So many social channels, and so many content options. Knowing how to get your content mix right can feel daunting.
At Pal Studios, we believe in the community-building power of a varied social content calendar. We’ve been helping our clients, including the International Rescue Committee (IRC), develop this for more than half a decade now.
But what does this mean in practice? It means planning and producing a purposefully varied mixture of formats for use across your chosen social channels, enabling your organisation to get more from each post and maximise each moment of connection with your intended audience.
Where do you start?
Applying a categorisation system can help you decide which formats to include as part of your content output, as well as when and why. As certain content formats work best for specific purposes, using a system to categorise can help.
One method of doing this is to label your content strands. At Pal Studios, we use the labels Everyday, Proactive and Hero.
- In general, everyday content is regular content produced with a quick turnaround that helps build and maintain brand awareness.
- Proactive content represents an opportunity for long-term storytelling.
- Hero content often lends itself well to bigger awareness or behaviour change campaigns.
What can this look like?
As the IRC’s creative content partner, we’ve helped the charity develop varied but coherent output that incorporates creativity, curiosity and compassion as the main drivers for connection and community engagement online.
Here we’ve picked out some examples of what we think works particularly well in terms of everyday, proactive and hero content to inspire you…
Using the socially driven format of social video content can be useful for creating proactive pieces that drive real impact. In the example below we wanted to explore a fun and engaging way of highlighting the fact that refugees often aren’t given the language support they need to thrive. The film garnered over one million views across TikTok and Instagram within the first month of launch.

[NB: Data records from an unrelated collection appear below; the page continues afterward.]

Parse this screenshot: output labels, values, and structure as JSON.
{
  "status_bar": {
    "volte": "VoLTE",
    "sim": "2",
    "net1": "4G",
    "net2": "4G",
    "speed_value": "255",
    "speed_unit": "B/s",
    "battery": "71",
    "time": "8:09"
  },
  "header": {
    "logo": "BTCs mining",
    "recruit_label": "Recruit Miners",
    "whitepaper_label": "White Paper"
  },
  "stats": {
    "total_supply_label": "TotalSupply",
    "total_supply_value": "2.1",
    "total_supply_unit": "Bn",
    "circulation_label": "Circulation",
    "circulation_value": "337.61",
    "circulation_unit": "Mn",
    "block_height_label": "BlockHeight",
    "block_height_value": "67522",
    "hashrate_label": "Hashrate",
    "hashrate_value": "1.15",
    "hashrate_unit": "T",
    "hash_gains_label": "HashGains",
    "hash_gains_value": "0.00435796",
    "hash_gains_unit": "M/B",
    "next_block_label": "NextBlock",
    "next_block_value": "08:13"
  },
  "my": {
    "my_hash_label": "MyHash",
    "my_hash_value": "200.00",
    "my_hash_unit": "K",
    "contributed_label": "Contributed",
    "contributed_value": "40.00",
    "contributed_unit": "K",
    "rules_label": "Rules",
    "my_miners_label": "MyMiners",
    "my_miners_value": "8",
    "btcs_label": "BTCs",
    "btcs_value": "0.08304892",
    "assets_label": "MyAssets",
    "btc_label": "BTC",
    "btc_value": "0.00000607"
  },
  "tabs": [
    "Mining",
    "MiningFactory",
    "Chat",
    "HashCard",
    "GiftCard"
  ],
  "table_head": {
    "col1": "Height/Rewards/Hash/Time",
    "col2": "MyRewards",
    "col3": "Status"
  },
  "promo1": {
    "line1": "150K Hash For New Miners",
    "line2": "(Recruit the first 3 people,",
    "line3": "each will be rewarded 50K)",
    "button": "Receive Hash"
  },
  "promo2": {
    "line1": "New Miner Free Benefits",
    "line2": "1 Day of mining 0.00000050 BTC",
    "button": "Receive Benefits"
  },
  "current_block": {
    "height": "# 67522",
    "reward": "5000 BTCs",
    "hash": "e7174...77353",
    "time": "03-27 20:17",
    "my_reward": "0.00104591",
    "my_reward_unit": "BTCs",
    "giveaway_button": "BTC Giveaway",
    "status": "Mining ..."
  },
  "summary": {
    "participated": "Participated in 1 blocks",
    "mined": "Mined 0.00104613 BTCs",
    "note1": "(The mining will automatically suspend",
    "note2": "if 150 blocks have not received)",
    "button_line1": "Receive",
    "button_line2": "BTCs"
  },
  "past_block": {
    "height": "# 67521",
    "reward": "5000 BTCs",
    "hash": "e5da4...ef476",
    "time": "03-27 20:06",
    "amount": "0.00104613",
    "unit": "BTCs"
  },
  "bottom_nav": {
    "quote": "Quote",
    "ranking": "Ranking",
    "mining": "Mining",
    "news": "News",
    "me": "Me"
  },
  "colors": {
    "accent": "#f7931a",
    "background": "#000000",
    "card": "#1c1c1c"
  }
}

Animation can be a really powerful way to explore a sensitive subject matter. It allows the IRC to represent a range of voices and communicate intimate stories that might otherwise be too difficult to tell and could do the same for you. Animation can be a useful format to include as part of a Proactive content strand or as a Hero film, as the format can help you explore issues in more depth and tell rich stories.
Thinking about creating series content can be useful. For World Refugee Day 2022, we had two main campaign goals: we wanted to shift global perceptions of refugees and raise the IRC’s profile. This required a strong focus on Hero content, produced well in advance of the day.
Our conversations series shone a spotlight on lived experience, with refugees from different generations interviewing each other openly about their lives, challenges and triumphs.
The series was part of a wider campaign reached 9.3 million people globally, attained the 2nd highest media share of voice (SOV) on the day and went viral on TikTok with 1.7 million organic views. The films were also used to launch the IRC’s YouTube Shorts offering.
Being ready to make the most of last-minute opportunities can bring big rewards. We received a last-minute request from the IRC’s Comms team, indicating that Gary Lineker was available in South Shields one afternoon for a brief period of time and was keen to work with the IRC to help raise awareness about the plight of refugees.
We pulled together a campaign which centred around one main Hero film, used to educate the audience about the refugee-centric history of fish and chips in Britain. Paired with the announcement that Gary would be welcoming a refugee to live with him, the campaign went live on National Fish & Chips Day and was widely picked up across UK mainstream media.
Simple, quick and easy ideas can be just as effective as larger long-term campaign work. The IRC’s “Let’s talk about…” series is a lovely low-cost strand that harnesses the voices of some of the great people working in their organisation to talk about timely and relevant topics in a very Meta and TikTok friendly way. It’s a great example of simple but effective Everyday content.
Golden rules for success
Do your best balancing act. A good social media content mix is balanced, with a variety of content types and themes that cater to different interests and preferences. It’s not too heavily weighted towards any one type of content, ensuring that your audience remains engaged and interested.
Be consistent. The way to grow an audience and engagement is through consistency and compounding – once you’ve planned your content strategy and defined your content strands, stick with it and you’ll achieve results. Stay strong… this will most likely take time!
Personality over production. In 2023, realness and authenticity are the aim of the game. That means human-centred content is in and overproduced, excessively polished content doesn’t carry the weight it once did. This is excellent news for those with smaller budgets.
Make it creative. A good social media content mix is creative, with content that stands out from the crowd and grabs your audience’s attention.
Analyse and optimise: Analyse your social media metrics to understand what content is resonating. Use this information to optimise your content mix as you go.
Be honest with yourselves. If you don’t personally understand or enjoy using a specific channel, then find someone who lives and breathes it. It’s hard to make content for a platform you’re not immersed in. Help is out there if it doesn’t already exist within your own organisation…
These rules are by no means set in stone. By playing with different categories and labels, you can define and shape content strands that fit your objectives, but we hope these pointers help.
We explored how to plan content across channels at our Strategic Marketing Conference, which is available on demand.
If you enjoyed this you may also like:
- What is the Art of Storytelling on social media?
- Finding your voice on TikTok
- How to get your charity’s social media channels working harder for you
- How the FAVES model can help you meet your social media goals
Banner image: Steve Johnson on Unsplash